Each "compartment" (field) also has a name, as well as an expected data type. (Stop trying to put screws "there"; that's my god damn lunchbox, and this is "the spot in which you put the guacamole"!)

Once a "box's model" (record's data type) is declared, it can be used (almost) anywhere that can use a built-in type name (as long as you don't leave the scope in which the record was declared), such as in functions and other records.


The syntax for declaring a new record:

record <"model" name> { <data type 1> <field name 1>; <data type 2> <field name 2>; ... }

For example:

record human {
    string name;
    int date_of_birth;
    location location_of_birth;
    item [slot] clothes;

This declared a new data type, a mold, a blueprint... No variable was created here.

To actually create a variable that uses this "model", you would then do:

human that_guy;
human this_guy;
human that_other_guy;

You now have 3 "human"s, each with a name, date of birth, location of birth, and clothes (though none of them has had those assigned, yet).

It is possible to declare a record and create a variable of that type at the same time. The following is equivalent to the two previous code samples combined:

record human {
    string name;
    int date_of_birth;
    location location_of_birth;
    item [slot] clothes;
} that_guy;

human this_guy;
human that_other_guy;

Accessing the fields

Once a variable of a recorded data type was created, you may access its fields with <variable name>.<field name>: = "Andrew";
that_guy.date_of_birth = 08212006;
that_guy.location_of_birth = $location[Noob Cave]; = "Bob";
that_other_guy.location_of_birth = $location[South of the Border];

if ( that_other_guy.clothes [ $slot[pants] ] == $item[none] )
    print( "Put some pants on, " + + "!" );

Omitting the "model" name

When declaring a record, supplying the "model" name (what goes between "record" and the left curly bracket) is not mandatory. If you don't, the record will be "anonymous".

An "anonymous" record is like a makeshift bindle; you made it on a whim, it's unique, it's yours, you couldn't replicate it even if you tried, and nobody else wants it.
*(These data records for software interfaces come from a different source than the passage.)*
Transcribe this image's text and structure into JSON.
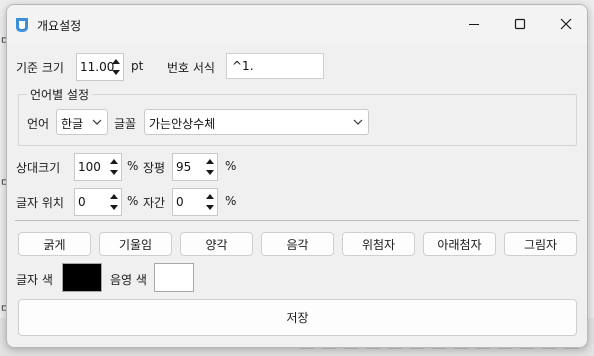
{
  "window": {
    "title": "개요설정"
  },
  "font_size": {
    "label": "기준 크기",
    "value": "11.00",
    "unit": "pt"
  },
  "numbering": {
    "label": "번호 서식",
    "value": "^1."
  },
  "language_group": {
    "title": "언어별 설정",
    "language_label": "언어",
    "language_value": "한글",
    "font_label": "글꼴",
    "font_value": "가는안상수체"
  },
  "relative_size": {
    "label": "상대크기",
    "value": "100",
    "unit": "%"
  },
  "width_ratio": {
    "label": "장평",
    "value": "95",
    "unit": "%"
  },
  "char_position": {
    "label": "글자 위치",
    "value": "0",
    "unit": "%"
  },
  "spacing": {
    "label": "자간",
    "value": "0",
    "unit": "%"
  },
  "style_buttons": [
    "굵게",
    "기울임",
    "양각",
    "음각",
    "위첨자",
    "아래첨자",
    "그림자"
  ],
  "colors": {
    "text_color_label": "글자 색",
    "text_color": "#000000",
    "shade_color_label": "음영 색",
    "shade_color": "#ffffff"
  },
  "save_button": "저장"
}
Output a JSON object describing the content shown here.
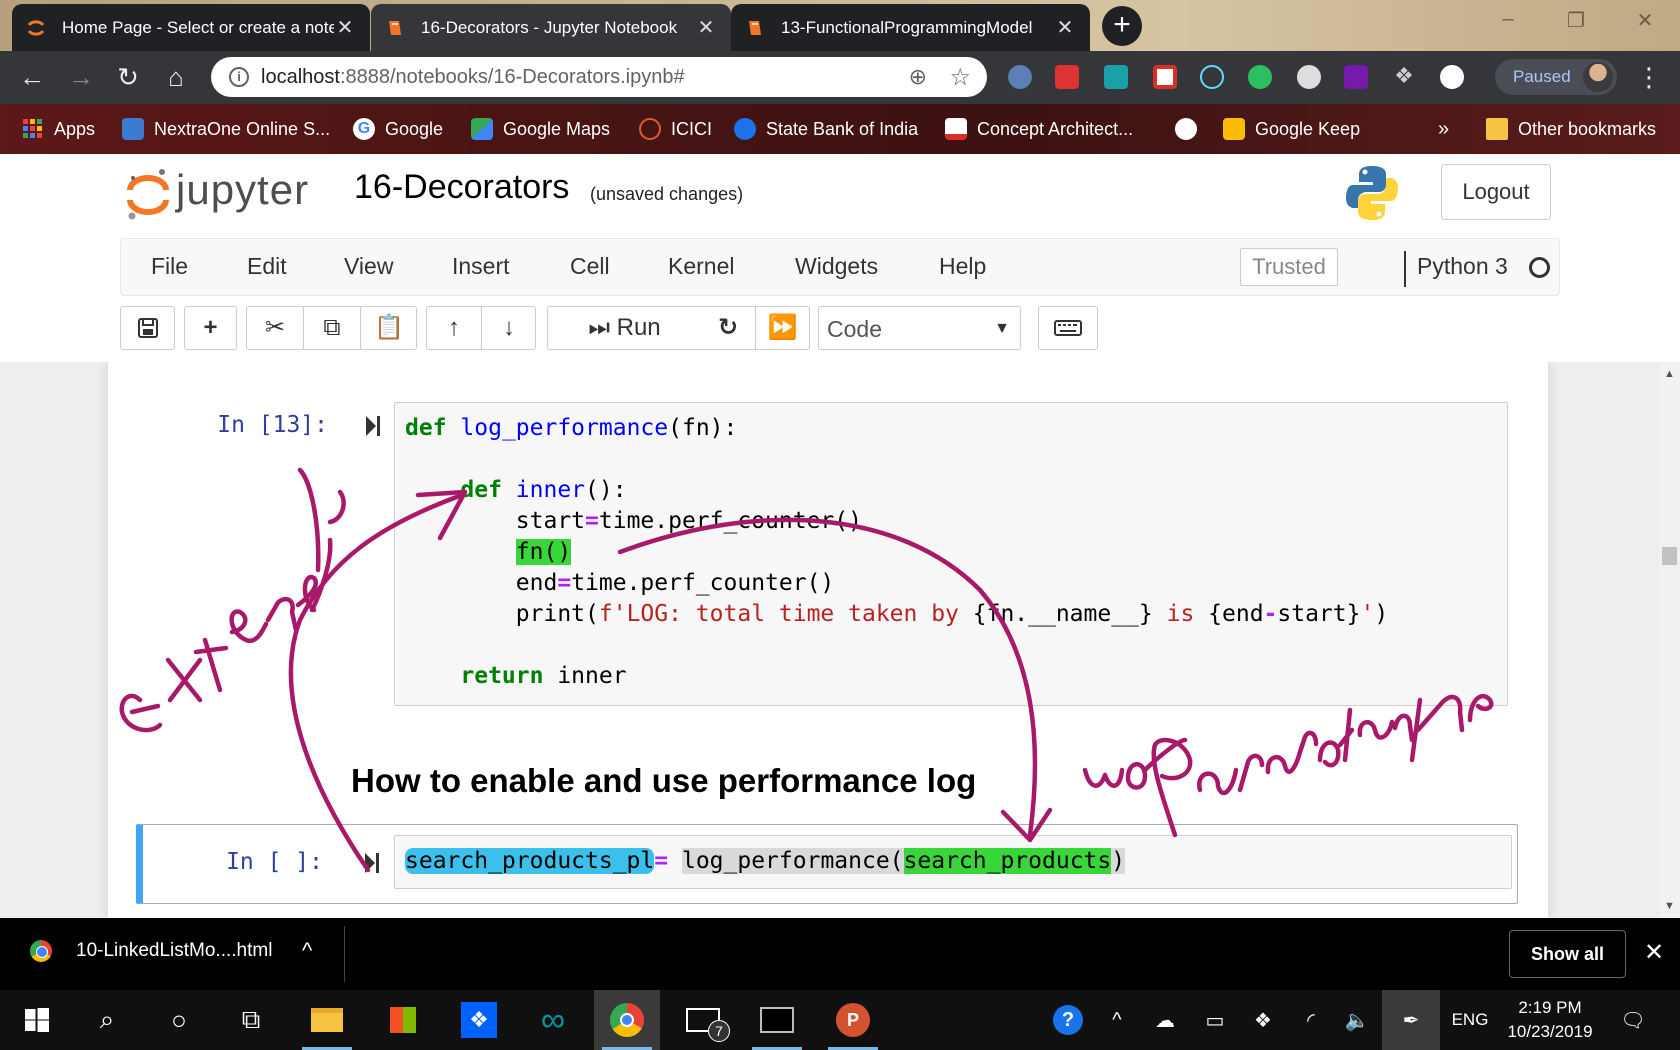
{
  "browser": {
    "tabs": [
      {
        "title": "Home Page - Select or create a notebook",
        "icon": "jupyter-icon"
      },
      {
        "title": "16-Decorators - Jupyter Notebook",
        "icon": "notebook-icon"
      },
      {
        "title": "13-FunctionalProgrammingModel",
        "icon": "notebook-icon"
      }
    ],
    "url_host": "localhost",
    "url_path": ":8888/notebooks/16-Decorators.ipynb#",
    "profile_status": "Paused",
    "bookmarks": [
      "Apps",
      "NextraOne Online S...",
      "Google",
      "Google Maps",
      "ICICI",
      "State Bank of India",
      "Concept Architect...",
      "Google Keep"
    ],
    "bookmarks_overflow": "»",
    "other_bookmarks": "Other bookmarks"
  },
  "jupyter": {
    "logo_text": "jupyter",
    "notebook_name": "16-Decorators",
    "save_status": "(unsaved changes)",
    "logout_label": "Logout",
    "menu": [
      "File",
      "Edit",
      "View",
      "Insert",
      "Cell",
      "Kernel",
      "Widgets",
      "Help"
    ],
    "trusted_label": "Trusted",
    "kernel_name": "Python 3",
    "run_label": "Run",
    "cell_type": "Code"
  },
  "cells": {
    "code_cell_prompt": "In [13]:",
    "code_cell_source": "def log_performance(fn):\n\n    def inner():\n        start=time.perf_counter()\n        fn()\n        end=time.perf_counter()\n        print(f'LOG: total time taken by {fn.__name__} is {end-start}')\n\n    return inner",
    "markdown_heading": "How to enable and use performance log",
    "active_cell_prompt": "In [ ]:",
    "active_cell_source": "search_products_pl= log_performance(search_products)"
  },
  "annotations": {
    "ink_color": "#a8196a",
    "highlight_green": "#39d63a",
    "highlight_blue": "#3ac0ea",
    "handwriting": [
      "Extend's",
      "wo",
      "Parameters"
    ]
  },
  "downloads": {
    "file": "10-LinkedListMo....html",
    "show_all_label": "Show all"
  },
  "taskbar": {
    "badge_count": "7",
    "language": "ENG",
    "time": "2:19 PM",
    "date": "10/23/2019"
  }
}
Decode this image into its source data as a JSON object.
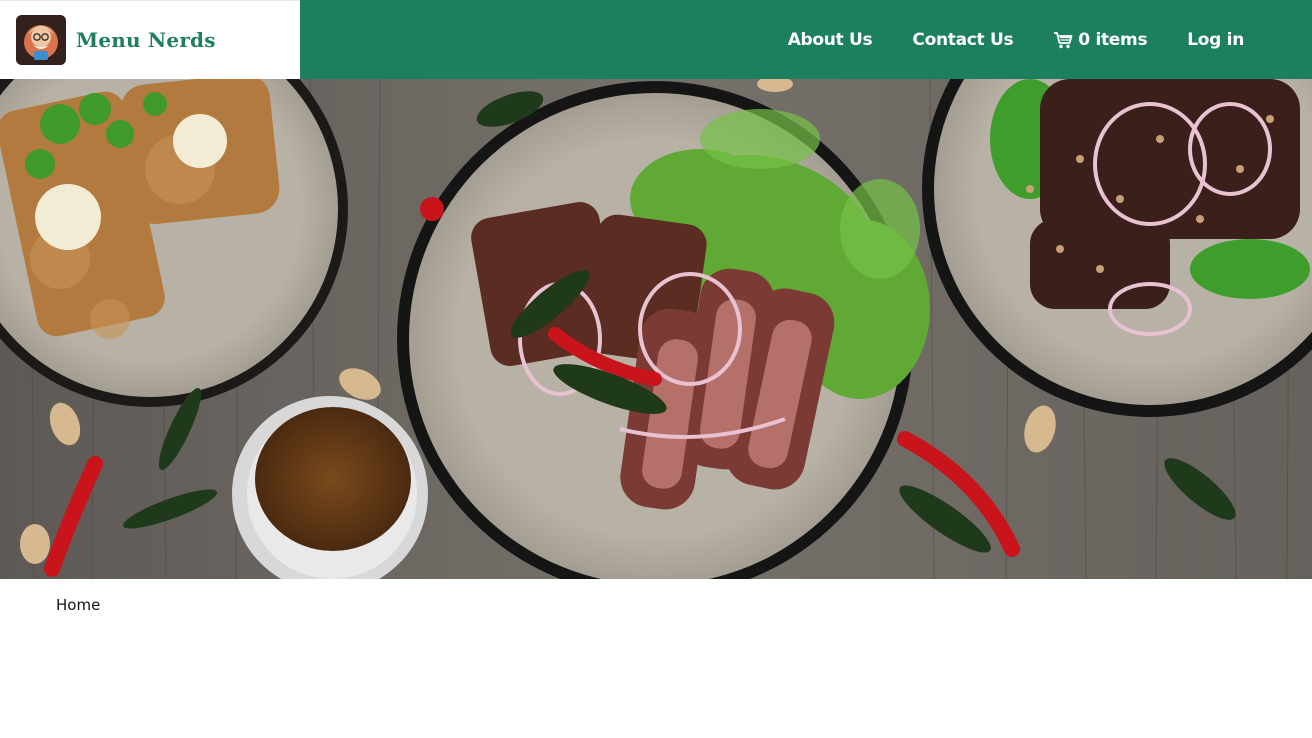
{
  "brand": {
    "name": "Menu Nerds"
  },
  "nav": {
    "about": "About Us",
    "contact": "Contact Us",
    "cart": "0 items",
    "login": "Log in"
  },
  "breadcrumb": {
    "home": "Home"
  },
  "colors": {
    "nav_bg": "#1c7f5d",
    "brand_text": "#1e7f5c"
  }
}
If you omit data type's name, you'll definitely want to supply a variable name after the curly braces, or it will have been a pure waste of time:

record {
  	int days_spent_travelling;
	item [int] content;
} mah_bindle;

mah_bindle.content [0] = $item[ big rock ];


New can be used to assign a whole record at once.


Like variables, records can be defined inside blocks ({}).

if ( /* some condition */ ) {
   // Records can be defined in if-blocks
   record Dog { string name; };

void foo() {
   // Records can be defined inside functions
   record Bar { int id; };

A record definition is local to (i.e. only valid within) the scope it is defined:

   // Dog is defined within this block
   // (can be an if-block, for-loop, function, ...)
   record Dog { string name; };

// Since Dog is not defined here, this is invalid code
Dog mydog; // Error: Unknown variable 'Dog'

Unlike variables, record definitions cannot shadow other records in outer scopes.

// 'Dog' record is defined in the global scope
record Dog { string name; };

void foo() {
   // Since Dog is already defined in the parent scope, this is invalid code
   record Dog { int id; }; // Error: Record name 'Dog' is already defined

However, since record definitions are local to their scope, this is fine:

   // 'Dog' record is defined inside a block
   // (can be an if-block, for-loop, function, ...)
   record Dog { string name; };

// Since Dog is not defined in this scope (yet), it can be defined here
// Note: This is poor practice and shouldn't be used in real code
record Dog { int id; };